Wisconsin. In my experiences once a hunter leaves the Northwoods for a different area they do not return. This could and more than likely will cause a problem for the DNR.
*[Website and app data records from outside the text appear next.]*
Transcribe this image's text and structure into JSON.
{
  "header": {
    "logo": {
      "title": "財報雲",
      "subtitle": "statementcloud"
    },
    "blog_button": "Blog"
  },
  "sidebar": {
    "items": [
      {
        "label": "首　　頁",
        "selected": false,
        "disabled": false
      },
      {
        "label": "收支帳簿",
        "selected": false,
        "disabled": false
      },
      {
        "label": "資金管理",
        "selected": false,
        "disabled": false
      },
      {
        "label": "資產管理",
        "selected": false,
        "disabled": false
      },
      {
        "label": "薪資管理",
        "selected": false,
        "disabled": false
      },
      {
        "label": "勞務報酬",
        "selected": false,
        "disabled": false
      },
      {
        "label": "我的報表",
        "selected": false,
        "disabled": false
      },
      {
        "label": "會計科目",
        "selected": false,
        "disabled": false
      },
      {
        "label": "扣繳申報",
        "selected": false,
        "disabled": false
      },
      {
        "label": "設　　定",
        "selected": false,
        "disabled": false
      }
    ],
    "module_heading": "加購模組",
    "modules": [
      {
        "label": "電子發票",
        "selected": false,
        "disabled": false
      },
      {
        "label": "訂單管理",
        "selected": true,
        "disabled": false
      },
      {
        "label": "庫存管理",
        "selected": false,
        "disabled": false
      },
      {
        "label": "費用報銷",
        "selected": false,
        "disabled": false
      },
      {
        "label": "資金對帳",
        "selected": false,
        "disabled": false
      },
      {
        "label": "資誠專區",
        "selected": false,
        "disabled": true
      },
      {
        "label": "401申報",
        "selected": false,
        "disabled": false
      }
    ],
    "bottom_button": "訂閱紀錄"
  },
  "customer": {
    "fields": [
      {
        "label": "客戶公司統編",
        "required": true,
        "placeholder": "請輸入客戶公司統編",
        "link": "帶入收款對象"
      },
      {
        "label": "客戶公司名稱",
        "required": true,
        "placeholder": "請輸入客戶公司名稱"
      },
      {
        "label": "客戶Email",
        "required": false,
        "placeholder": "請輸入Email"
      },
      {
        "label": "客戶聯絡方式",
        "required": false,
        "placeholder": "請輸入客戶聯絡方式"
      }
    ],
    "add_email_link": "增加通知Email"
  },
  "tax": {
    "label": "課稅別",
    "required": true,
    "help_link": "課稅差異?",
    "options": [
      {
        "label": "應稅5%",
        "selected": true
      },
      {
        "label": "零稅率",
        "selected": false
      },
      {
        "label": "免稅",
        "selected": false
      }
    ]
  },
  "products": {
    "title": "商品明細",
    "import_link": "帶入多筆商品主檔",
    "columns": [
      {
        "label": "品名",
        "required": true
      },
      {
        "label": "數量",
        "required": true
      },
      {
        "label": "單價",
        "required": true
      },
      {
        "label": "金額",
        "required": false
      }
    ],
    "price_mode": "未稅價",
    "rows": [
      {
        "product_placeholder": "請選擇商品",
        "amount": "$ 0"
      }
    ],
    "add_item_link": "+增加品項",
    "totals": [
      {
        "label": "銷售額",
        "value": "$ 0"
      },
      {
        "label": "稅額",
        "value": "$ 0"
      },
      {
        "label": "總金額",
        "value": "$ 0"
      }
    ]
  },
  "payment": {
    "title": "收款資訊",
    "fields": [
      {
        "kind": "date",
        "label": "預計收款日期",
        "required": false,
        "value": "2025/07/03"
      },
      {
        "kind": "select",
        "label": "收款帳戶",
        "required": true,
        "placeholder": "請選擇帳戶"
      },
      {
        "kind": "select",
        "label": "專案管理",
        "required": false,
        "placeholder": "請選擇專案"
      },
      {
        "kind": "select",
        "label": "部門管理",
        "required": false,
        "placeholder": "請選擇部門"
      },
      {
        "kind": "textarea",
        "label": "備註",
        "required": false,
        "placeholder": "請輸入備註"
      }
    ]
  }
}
I agree Tt. The fact is, it isn't like this is a new thing. Land has always been cheap up in that area and a lot of it had to do with the lack of deer, even 10-15 years ago when the state was at much higher deer numbers. I know what your saying about that area up there, but when "Joe Deer Hunter" looks at that land but knows there is no deer around, would he consider it to be "nice hunting land" or just cheap land that is 5+ hours from home. One thing about the hunters not going back up north is that after they find a place in Central WI to hunt, they can choose to drive 2-4 hours and see very few deer, or drive 5-7 hours and see the same few deer. That part is a no-brainer. They will always keep going back to the closer spot. I have lived this scenario for most of my hunting life, more and more guys piling into the larger state owned properties like Meadow Valley State Wildlife Area, the Black River State Forest and even the Necedah NWR and all the smaller county lands like the Wood, Juneau, and Adams County Forests and smaller MFL Open lands. Why drive the extra 3-4 hours to make it up to the Chequamagon-Nicolet National Forest or Northern Highland State Forest and see as few or fewer deer for your efforts. This dynamic has and will definitely continue the trend in driving recreational land values. It already has created an issue for the DNR, that is why they are pushing for the separate private vs public land antlerless tags and why they created the Central Forest Deer Management Zone, as that is where most of these larger, more southern, public properties are located.